=== Dataset excerpts ===
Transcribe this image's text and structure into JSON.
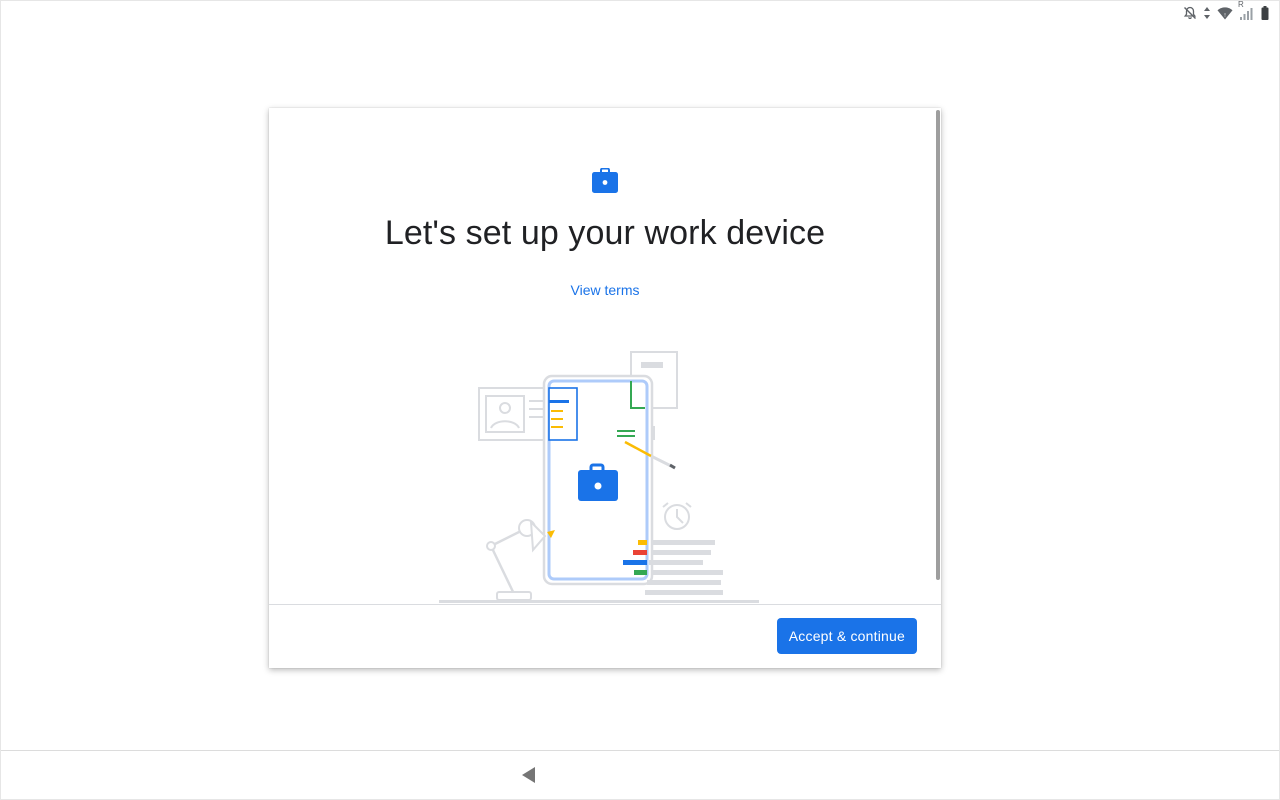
{
  "status_bar": {
    "icons": [
      "notifications-off-icon",
      "data-activity-icon",
      "wifi-icon",
      "signal-roaming-icon",
      "battery-icon"
    ],
    "roaming_label": "R"
  },
  "dialog": {
    "header_icon": "briefcase-icon",
    "title": "Let's set up your work device",
    "view_terms_label": "View terms",
    "illustration": "work-device-illustration",
    "accept_label": "Accept & continue"
  },
  "nav_bar": {
    "back_icon": "back-triangle-icon"
  },
  "colors": {
    "accent": "#1a73e8",
    "title": "#202124",
    "divider": "#dadce0",
    "illustration_gray": "#dadce0",
    "illustration_blue": "#aecbfa",
    "green": "#34a853",
    "yellow": "#fbbc04",
    "red": "#ea4335"
  }
}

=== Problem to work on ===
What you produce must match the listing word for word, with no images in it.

=== Solved problem ===
Transcribe this image's text and structure into JSON.
{
  "status_bar": {
    "icons": [
      "notifications-off-icon",
      "data-activity-icon",
      "wifi-icon",
      "signal-roaming-icon",
      "battery-icon"
    ],
    "roaming_label": "R"
  },
  "dialog": {
    "header_icon": "briefcase-icon",
    "title": "Let's set up your work device",
    "view_terms_label": "View terms",
    "illustration": "work-device-illustration",
    "accept_label": "Accept & continue"
  },
  "nav_bar": {
    "back_icon": "back-triangle-icon"
  },
  "colors": {
    "accent": "#1a73e8",
    "title": "#202124",
    "divider": "#dadce0",
    "illustration_gray": "#dadce0",
    "illustration_blue": "#aecbfa",
    "green": "#34a853",
    "yellow": "#fbbc04",
    "red": "#ea4335"
  }
}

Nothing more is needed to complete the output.